(Dataset rows for apps and sites)
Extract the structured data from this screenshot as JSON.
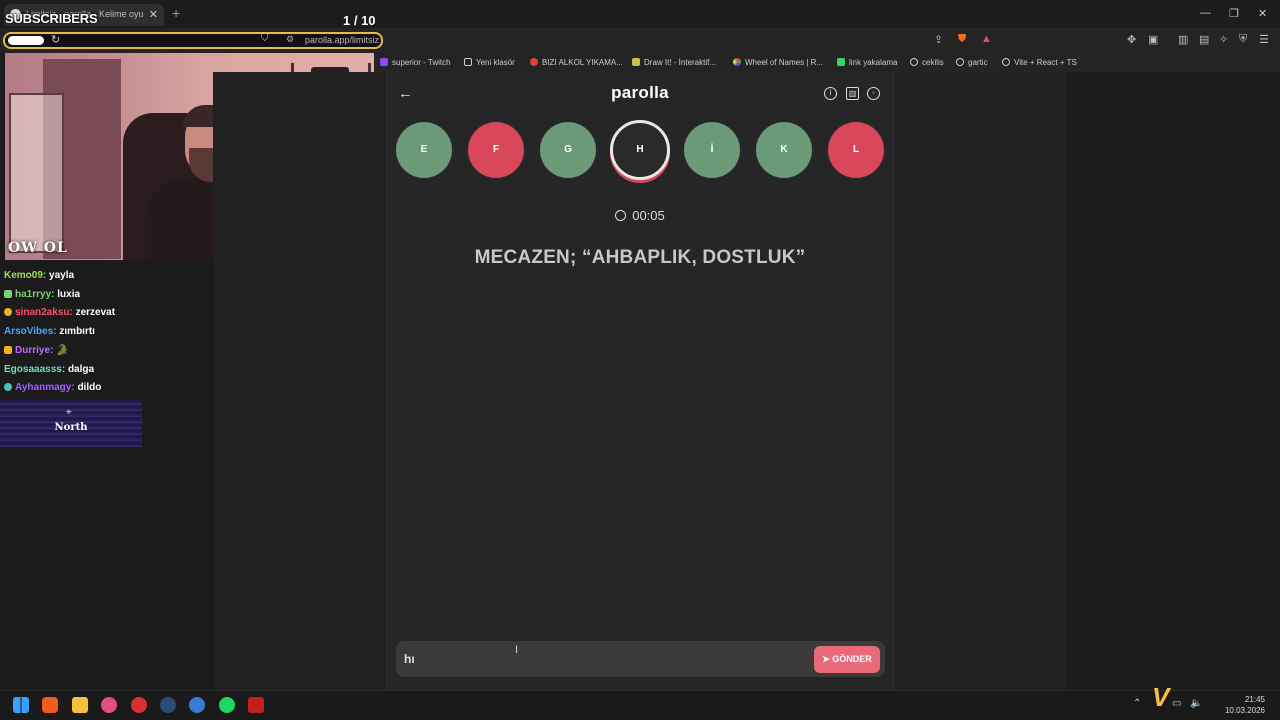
{
  "browser": {
    "tab_title": "Limitsiz - parolla - Kelime oyu",
    "url": "parolla.app/limitsiz",
    "bookmarks": [
      "superior - Twitch",
      "Yeni klasör",
      "BIZI ALKOL YIKAMA...",
      "Draw It! - İnteraktif...",
      "Wheel of Names | R...",
      "link yakalama",
      "cekilis",
      "gartic",
      "Vite + React + TS"
    ]
  },
  "overlay": {
    "subscribers_label": "SUBSCRIBERS",
    "counter": "1  / 10",
    "logo_text": "OW OL",
    "north_label": "North"
  },
  "chat": [
    {
      "user": "Kemo09",
      "text": "yayla",
      "color": "#9be05a"
    },
    {
      "user": "ha1rryy",
      "text": "luxia",
      "color": "#7ad46e"
    },
    {
      "user": "sinan2aksu",
      "text": "zerzevat",
      "color": "#ff4f6a"
    },
    {
      "user": "ArsoVibes",
      "text": "zımbırtı",
      "color": "#4aa8ff"
    },
    {
      "user": "Durriye",
      "text": "🐊",
      "color": "#c06bff"
    },
    {
      "user": "Egosaaasss",
      "text": "dalga",
      "color": "#6be0c0"
    },
    {
      "user": "Ayhanmagy",
      "text": "dildo",
      "color": "#a45cff"
    }
  ],
  "game": {
    "title": "parolla",
    "letters": [
      {
        "char": "E",
        "state": "green"
      },
      {
        "char": "F",
        "state": "red"
      },
      {
        "char": "G",
        "state": "green"
      },
      {
        "char": "H",
        "state": "active"
      },
      {
        "char": "İ",
        "state": "green"
      },
      {
        "char": "K",
        "state": "green"
      },
      {
        "char": "L",
        "state": "red"
      }
    ],
    "timer": "00:05",
    "clue": "MECAZEN; “AHBAPLIK, DOSTLUK”",
    "answer_value": "hı",
    "send_label": "GÖNDER"
  },
  "taskbar": {
    "time": "21:45",
    "date": "10.03.2026"
  },
  "colors": {
    "green": "#6a9a78",
    "red": "#d8485a",
    "send": "#e86a78",
    "address_border": "#e8b84a"
  }
}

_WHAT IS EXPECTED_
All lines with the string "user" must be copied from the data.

_ANSWER TO THE EXERCISE_
      "user": "Kemo09",
      "user": "ha1rryy",
      "user": "sinan2aksu",
      "user": "ArsoVibes",
      "user": "Durriye",
      "user": "Egosaaasss",
      "user": "Ayhanmagy",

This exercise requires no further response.